**Dataset rows describing interfaces**
******
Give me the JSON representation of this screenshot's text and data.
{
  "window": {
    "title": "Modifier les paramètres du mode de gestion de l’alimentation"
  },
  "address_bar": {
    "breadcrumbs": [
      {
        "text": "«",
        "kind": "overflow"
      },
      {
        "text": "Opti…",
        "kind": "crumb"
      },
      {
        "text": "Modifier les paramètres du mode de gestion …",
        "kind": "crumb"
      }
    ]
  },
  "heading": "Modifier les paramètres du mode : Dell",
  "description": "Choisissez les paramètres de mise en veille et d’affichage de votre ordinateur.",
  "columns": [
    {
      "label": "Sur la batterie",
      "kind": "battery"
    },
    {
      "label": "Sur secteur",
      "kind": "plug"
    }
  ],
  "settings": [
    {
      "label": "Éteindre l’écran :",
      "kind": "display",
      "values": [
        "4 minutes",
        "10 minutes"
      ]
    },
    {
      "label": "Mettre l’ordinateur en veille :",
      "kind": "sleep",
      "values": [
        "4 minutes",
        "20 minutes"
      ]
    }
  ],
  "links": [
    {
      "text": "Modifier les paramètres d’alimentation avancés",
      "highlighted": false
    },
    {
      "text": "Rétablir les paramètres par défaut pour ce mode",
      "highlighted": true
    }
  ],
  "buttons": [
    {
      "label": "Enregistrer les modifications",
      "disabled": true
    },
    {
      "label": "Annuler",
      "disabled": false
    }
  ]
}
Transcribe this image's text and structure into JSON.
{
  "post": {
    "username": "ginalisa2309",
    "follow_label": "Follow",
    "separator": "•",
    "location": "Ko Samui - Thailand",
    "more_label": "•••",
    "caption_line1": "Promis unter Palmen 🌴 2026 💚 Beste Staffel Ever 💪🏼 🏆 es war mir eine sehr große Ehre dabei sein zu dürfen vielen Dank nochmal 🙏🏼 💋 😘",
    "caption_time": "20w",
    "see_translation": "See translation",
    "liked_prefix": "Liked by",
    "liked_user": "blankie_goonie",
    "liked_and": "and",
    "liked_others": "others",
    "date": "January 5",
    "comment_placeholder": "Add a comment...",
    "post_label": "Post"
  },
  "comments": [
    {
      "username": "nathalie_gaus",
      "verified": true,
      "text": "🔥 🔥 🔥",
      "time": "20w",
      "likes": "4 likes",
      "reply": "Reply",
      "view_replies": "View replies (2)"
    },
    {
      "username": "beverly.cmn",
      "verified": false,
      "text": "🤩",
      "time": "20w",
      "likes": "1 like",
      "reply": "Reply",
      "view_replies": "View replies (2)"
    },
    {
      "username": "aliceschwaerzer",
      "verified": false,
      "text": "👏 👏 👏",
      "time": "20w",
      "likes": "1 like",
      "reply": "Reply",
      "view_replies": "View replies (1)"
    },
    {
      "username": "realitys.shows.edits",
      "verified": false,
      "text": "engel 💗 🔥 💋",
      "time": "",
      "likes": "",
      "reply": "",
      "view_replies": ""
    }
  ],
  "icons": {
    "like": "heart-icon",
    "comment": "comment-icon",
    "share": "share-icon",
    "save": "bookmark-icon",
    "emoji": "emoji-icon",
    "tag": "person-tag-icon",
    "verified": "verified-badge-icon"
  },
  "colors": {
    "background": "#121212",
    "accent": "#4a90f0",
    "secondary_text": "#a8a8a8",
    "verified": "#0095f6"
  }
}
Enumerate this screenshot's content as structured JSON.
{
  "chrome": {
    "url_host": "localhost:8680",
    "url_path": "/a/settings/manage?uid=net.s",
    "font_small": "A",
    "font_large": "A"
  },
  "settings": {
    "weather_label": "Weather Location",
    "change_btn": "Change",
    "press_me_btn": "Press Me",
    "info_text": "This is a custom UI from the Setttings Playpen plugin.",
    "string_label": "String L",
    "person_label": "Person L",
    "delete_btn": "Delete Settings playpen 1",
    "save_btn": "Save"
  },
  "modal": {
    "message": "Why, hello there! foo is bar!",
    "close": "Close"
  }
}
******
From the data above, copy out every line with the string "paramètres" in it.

**The completed task**
    "title": "Modifier les paramètres du mode de gestion de l’alimentation"
        "text": "Modifier les paramètres du mode de gestion …",
  "heading": "Modifier les paramètres du mode : Dell",
  "description": "Choisissez les paramètres de mise en veille et d’affichage de votre ordinateur.",
      "text": "Modifier les paramètres d’alimentation avancés",
      "text": "Rétablir les paramètres par défaut pour ce mode",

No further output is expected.